▶ SUPPLIED RECORDS:
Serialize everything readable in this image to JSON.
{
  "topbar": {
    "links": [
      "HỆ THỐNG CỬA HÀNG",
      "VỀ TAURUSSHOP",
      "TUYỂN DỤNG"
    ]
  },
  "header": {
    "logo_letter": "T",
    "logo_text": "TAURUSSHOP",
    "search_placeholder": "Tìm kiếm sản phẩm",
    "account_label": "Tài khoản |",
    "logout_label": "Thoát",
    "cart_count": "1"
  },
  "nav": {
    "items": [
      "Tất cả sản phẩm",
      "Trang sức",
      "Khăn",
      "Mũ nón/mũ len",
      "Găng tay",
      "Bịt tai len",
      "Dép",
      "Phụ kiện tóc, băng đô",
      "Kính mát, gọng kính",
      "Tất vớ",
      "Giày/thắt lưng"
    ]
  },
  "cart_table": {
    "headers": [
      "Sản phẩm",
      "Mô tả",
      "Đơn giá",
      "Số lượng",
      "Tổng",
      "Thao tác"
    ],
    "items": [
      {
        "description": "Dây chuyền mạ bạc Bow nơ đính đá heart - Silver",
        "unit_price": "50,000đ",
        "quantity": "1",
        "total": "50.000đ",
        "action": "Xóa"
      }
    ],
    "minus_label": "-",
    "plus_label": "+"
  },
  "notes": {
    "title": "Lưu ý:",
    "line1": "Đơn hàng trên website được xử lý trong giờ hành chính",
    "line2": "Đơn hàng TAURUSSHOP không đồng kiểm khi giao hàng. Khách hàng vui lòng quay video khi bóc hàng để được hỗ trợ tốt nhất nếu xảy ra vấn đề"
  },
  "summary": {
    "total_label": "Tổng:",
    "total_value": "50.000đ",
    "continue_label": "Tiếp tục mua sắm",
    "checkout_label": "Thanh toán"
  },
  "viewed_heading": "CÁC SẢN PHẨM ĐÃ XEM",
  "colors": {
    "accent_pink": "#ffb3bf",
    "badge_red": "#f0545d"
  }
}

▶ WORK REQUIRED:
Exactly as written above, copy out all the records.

▶ SOLUTION:
Serialize everything readable in this image to JSON.
{
  "topbar": {
    "links": [
      "HỆ THỐNG CỬA HÀNG",
      "VỀ TAURUSSHOP",
      "TUYỂN DỤNG"
    ]
  },
  "header": {
    "logo_letter": "T",
    "logo_text": "TAURUSSHOP",
    "search_placeholder": "Tìm kiếm sản phẩm",
    "account_label": "Tài khoản |",
    "logout_label": "Thoát",
    "cart_count": "1"
  },
  "nav": {
    "items": [
      "Tất cả sản phẩm",
      "Trang sức",
      "Khăn",
      "Mũ nón/mũ len",
      "Găng tay",
      "Bịt tai len",
      "Dép",
      "Phụ kiện tóc, băng đô",
      "Kính mát, gọng kính",
      "Tất vớ",
      "Giày/thắt lưng"
    ]
  },
  "cart_table": {
    "headers": [
      "Sản phẩm",
      "Mô tả",
      "Đơn giá",
      "Số lượng",
      "Tổng",
      "Thao tác"
    ],
    "items": [
      {
        "description": "Dây chuyền mạ bạc Bow nơ đính đá heart - Silver",
        "unit_price": "50,000đ",
        "quantity": "1",
        "total": "50.000đ",
        "action": "Xóa"
      }
    ],
    "minus_label": "-",
    "plus_label": "+"
  },
  "notes": {
    "title": "Lưu ý:",
    "line1": "Đơn hàng trên website được xử lý trong giờ hành chính",
    "line2": "Đơn hàng TAURUSSHOP không đồng kiểm khi giao hàng. Khách hàng vui lòng quay video khi bóc hàng để được hỗ trợ tốt nhất nếu xảy ra vấn đề"
  },
  "summary": {
    "total_label": "Tổng:",
    "total_value": "50.000đ",
    "continue_label": "Tiếp tục mua sắm",
    "checkout_label": "Thanh toán"
  },
  "viewed_heading": "CÁC SẢN PHẨM ĐÃ XEM",
  "colors": {
    "accent_pink": "#ffb3bf",
    "badge_red": "#f0545d"
  }
}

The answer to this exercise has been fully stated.